The global entertainment business is in the midst of an “asymmetrical” recovery from the effects of the coronavirus pandemic, with box office one of the clearest indications of the pattern.
According to a new forecast from PricewaterhouseCoopers, theatrical revenue won’t return to 2019 levels until 2024, though the recovery will be a “healthy” one. Streaming, though, is also growing steadily,
In its survey of 14 different sectors, from gaming to advertising to movies, across 53 territories, PwC said theatrical receipts will total $45.2 billion in 2024. (That figure includes on-screen advertising.) In 2020, as most movie theaters were forced to shutter around the world, the tally was just $13 billion.

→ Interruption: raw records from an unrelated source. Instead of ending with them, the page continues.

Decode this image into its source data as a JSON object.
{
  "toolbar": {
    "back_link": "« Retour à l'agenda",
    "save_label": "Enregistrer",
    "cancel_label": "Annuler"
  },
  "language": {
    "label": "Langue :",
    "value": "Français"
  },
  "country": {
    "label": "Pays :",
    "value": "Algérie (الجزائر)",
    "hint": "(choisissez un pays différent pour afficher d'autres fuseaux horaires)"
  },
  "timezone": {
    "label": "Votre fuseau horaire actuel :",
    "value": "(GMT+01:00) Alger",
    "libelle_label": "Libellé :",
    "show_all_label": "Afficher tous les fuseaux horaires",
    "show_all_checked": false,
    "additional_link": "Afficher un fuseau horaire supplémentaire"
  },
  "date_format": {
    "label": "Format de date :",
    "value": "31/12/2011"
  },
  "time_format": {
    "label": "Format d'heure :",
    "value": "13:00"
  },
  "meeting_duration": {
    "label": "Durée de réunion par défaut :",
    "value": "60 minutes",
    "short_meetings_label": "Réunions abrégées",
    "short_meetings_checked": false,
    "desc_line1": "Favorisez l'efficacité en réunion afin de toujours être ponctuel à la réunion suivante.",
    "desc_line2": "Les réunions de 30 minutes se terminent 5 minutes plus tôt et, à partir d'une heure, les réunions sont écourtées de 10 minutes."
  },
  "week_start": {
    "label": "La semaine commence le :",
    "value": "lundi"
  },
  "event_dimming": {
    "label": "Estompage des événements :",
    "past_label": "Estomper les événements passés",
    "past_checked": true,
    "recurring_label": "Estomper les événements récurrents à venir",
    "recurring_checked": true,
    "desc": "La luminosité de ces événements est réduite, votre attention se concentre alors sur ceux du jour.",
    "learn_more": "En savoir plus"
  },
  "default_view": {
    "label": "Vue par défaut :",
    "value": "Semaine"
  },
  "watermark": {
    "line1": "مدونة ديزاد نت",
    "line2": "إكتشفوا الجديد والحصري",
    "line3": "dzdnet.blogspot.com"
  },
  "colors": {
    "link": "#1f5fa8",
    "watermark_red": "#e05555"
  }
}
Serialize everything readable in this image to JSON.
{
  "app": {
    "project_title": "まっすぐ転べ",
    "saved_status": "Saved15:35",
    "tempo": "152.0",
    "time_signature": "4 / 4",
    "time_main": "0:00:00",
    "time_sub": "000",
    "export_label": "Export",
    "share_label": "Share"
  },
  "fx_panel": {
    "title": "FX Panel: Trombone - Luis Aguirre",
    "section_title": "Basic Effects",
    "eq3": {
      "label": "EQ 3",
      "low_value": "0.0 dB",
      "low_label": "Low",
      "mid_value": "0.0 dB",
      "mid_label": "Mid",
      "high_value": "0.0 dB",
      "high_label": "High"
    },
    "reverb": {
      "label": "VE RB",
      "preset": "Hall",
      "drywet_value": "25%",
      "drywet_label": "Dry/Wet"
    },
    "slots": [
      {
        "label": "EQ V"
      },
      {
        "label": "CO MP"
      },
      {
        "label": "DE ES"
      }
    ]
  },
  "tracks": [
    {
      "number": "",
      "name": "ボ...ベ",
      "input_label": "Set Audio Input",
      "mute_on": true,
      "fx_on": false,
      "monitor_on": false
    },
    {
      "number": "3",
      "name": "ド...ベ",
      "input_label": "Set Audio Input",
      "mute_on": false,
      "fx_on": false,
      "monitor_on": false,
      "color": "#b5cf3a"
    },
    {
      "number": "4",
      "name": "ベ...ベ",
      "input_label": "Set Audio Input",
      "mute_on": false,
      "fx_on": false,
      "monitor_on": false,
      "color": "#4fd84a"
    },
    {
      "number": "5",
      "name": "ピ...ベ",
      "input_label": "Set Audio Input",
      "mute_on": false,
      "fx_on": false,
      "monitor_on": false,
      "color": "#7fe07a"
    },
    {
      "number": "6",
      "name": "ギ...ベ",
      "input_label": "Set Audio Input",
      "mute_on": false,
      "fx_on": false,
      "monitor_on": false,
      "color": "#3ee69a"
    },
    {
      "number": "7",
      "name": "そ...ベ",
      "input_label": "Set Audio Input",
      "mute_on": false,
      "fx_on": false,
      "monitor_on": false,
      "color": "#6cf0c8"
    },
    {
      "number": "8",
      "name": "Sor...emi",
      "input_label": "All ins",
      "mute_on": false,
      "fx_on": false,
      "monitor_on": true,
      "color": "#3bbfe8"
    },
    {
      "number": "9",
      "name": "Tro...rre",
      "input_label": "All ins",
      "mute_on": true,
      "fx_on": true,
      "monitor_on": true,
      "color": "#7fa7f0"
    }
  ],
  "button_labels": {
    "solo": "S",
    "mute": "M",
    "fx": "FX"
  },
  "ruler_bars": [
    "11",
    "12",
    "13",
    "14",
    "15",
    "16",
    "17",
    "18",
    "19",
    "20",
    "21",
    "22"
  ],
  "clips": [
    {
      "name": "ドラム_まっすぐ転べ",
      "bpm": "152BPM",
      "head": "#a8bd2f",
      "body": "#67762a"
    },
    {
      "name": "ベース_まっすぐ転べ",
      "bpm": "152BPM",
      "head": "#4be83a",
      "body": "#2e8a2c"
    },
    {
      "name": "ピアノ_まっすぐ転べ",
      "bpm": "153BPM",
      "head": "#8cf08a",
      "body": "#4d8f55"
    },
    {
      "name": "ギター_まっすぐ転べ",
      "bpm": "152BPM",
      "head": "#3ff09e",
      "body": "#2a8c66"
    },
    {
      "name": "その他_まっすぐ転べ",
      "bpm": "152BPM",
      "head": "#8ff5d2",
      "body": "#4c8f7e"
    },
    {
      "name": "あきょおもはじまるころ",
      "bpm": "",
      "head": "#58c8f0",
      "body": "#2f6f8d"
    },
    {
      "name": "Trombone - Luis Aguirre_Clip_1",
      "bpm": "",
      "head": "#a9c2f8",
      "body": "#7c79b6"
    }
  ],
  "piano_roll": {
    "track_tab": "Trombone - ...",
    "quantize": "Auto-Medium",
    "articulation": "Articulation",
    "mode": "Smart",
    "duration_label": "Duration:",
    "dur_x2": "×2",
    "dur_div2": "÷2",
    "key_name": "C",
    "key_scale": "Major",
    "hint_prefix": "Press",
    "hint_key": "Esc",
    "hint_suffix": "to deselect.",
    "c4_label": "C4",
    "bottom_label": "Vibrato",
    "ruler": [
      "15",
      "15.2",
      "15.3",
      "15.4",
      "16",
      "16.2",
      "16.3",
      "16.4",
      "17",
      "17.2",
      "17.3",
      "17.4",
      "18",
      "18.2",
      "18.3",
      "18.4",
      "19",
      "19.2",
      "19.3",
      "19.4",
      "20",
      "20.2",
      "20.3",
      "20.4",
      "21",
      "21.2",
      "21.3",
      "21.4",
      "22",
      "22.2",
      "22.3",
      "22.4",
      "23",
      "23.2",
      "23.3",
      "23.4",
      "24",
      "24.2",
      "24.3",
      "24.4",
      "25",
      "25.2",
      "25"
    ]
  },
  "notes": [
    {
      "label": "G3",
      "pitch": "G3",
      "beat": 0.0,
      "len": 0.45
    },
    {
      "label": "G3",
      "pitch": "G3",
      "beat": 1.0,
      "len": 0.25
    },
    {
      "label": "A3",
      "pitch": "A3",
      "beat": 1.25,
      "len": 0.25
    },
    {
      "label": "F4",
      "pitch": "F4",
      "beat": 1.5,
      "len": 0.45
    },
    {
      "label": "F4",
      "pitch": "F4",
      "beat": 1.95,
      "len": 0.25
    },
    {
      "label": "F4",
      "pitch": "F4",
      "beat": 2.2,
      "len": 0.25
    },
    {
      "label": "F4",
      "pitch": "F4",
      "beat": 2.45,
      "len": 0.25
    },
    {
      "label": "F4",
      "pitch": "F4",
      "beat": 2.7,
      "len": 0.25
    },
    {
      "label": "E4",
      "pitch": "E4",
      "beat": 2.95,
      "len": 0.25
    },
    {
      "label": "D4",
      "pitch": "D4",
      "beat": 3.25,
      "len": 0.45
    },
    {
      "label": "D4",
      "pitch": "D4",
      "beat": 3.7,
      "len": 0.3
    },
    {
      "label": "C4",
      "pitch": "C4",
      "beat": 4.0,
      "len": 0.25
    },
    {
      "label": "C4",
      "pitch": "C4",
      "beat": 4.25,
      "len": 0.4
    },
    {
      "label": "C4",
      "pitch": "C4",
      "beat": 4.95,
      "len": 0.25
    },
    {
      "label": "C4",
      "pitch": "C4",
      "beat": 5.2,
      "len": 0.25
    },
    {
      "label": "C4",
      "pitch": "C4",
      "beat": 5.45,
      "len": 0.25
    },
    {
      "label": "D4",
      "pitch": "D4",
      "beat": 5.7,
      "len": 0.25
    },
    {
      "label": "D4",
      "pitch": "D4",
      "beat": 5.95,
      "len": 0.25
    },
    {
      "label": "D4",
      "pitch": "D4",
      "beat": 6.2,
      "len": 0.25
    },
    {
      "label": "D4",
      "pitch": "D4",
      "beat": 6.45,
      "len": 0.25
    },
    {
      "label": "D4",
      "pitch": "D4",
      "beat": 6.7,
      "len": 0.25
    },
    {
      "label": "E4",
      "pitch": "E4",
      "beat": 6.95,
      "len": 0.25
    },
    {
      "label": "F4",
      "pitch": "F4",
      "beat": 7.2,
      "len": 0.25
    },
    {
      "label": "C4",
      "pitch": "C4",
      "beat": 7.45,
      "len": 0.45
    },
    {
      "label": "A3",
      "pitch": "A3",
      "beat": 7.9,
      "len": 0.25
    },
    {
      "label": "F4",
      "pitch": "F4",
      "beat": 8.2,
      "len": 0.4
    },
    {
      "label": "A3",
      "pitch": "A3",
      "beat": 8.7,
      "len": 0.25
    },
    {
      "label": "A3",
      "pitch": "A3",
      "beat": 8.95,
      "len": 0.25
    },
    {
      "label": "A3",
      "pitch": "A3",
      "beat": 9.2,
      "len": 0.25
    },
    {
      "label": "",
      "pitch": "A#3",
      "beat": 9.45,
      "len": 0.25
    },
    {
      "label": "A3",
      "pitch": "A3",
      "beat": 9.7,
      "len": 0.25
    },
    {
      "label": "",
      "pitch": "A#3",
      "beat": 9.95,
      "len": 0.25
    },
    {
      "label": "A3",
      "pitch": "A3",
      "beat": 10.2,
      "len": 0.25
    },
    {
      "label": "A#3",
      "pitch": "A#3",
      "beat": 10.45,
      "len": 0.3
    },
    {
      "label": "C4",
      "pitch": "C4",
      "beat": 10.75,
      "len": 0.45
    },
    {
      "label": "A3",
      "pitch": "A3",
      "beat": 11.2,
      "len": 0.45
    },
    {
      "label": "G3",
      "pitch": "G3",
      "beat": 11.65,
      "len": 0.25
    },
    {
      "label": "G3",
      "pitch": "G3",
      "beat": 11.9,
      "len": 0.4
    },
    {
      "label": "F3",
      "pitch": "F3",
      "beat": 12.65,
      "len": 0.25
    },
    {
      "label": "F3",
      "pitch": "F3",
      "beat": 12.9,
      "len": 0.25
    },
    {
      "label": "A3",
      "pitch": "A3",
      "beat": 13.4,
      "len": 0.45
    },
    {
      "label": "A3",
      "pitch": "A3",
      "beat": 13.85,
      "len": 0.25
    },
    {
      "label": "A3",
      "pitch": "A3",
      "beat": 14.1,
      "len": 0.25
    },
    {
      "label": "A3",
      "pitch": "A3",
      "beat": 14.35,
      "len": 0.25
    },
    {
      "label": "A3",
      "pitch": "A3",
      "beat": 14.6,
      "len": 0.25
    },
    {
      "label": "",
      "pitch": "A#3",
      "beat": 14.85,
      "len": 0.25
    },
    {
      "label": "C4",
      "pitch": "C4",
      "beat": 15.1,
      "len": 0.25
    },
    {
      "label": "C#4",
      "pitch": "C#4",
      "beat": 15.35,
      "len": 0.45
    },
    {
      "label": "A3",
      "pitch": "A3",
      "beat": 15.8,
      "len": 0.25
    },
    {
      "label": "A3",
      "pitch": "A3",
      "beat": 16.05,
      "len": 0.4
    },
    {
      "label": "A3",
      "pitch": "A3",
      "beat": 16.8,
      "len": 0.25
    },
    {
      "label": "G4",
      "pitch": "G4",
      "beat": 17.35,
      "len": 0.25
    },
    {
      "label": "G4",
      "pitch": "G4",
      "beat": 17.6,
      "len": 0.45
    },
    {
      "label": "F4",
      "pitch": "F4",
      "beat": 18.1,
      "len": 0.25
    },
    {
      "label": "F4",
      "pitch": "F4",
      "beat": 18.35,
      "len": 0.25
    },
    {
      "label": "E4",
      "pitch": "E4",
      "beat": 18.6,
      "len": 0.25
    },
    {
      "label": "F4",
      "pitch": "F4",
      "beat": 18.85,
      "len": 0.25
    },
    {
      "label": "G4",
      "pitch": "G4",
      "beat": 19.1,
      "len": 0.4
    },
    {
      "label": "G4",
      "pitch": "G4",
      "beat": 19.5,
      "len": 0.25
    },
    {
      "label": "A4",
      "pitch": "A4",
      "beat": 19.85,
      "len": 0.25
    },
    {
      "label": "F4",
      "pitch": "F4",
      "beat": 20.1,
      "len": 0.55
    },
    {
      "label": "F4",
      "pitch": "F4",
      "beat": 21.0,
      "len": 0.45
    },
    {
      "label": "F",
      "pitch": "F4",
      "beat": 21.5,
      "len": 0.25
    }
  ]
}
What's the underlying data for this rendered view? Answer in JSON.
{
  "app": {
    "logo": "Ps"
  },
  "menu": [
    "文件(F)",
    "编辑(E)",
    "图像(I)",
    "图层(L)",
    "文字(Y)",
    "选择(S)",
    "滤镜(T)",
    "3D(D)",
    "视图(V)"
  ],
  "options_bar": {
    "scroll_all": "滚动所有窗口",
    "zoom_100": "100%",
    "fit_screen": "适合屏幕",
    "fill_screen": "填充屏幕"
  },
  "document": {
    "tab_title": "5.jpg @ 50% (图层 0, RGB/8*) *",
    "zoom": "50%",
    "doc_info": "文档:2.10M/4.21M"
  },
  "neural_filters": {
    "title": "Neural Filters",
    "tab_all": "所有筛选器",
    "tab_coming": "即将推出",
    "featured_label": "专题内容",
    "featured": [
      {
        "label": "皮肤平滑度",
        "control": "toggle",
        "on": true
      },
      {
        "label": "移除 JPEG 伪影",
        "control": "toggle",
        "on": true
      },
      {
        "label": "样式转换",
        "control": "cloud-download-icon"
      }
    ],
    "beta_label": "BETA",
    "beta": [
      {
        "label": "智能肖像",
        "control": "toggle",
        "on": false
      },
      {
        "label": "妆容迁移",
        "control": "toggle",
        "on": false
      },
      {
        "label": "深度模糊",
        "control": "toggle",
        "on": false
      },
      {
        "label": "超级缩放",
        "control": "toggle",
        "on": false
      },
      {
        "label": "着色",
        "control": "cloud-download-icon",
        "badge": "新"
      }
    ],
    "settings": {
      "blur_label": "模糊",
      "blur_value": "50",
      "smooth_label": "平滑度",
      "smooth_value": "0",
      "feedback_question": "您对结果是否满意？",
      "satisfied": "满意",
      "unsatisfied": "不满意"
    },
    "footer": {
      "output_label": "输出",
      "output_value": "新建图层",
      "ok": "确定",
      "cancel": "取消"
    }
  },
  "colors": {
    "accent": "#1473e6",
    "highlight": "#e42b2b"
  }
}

Across every sector, the total entertainment and media business experienced a nearly 4% year-over year decline in 2020, to $2 trillion. That’s the biggest since PwC has started analyzing the numbers. The drop “has left some scars,” the company concluded, noting its survey of CEOs found just 34% of them feeling confident in their organization’s prospects for growth over the next year. That level was lower than the overall global average of 36%.
PwC sees annual growth of 5% through 2025, when overall entertainment and media revenue will reach $2.6 trillion.
Streaming, of course, is a major source of theatrical angst, with movies having bypassed theaters or seeing additional availability on new subscription services. Disney over the weekend found fertile ground with Black Widow rolling out via Premier Access in addition to theaters.
Overall growth in streaming will grow by an annual rate of 10.6 through 2025, PwC predicts. The peak growth year was 2020, when new services from Disney, Apple and WarnerMedia hit the market. By 2025, when subscription services will pull in $81.3 billion globally.
Globally, the streaming landscape is growing more populous and targeted, the forecast notes. The business models have also continued to shift in striking ways.
“The expanding array of global streaming services now available in territories worldwide is supplemented in most cases by a slew of local providers,” the forecasters write. “In Brazil, local provider Globoplay expanded rapidly in 2020 and now has more than 20mn subscribers, at a highly affordable cost of about US$7 per month. India’s subscription OTT providers span a vast range of price points, from US$4 a year to US$120 a year. Many regional, local language–based players are gaining market share, including the South Indian platform Aha, which offers Telugu-language content for as little as a
US$6 annual subscription and has grown rapidly since its launch in March 2020.”
Subscribe to Deadline Breaking News Alerts and keep your inbox happy.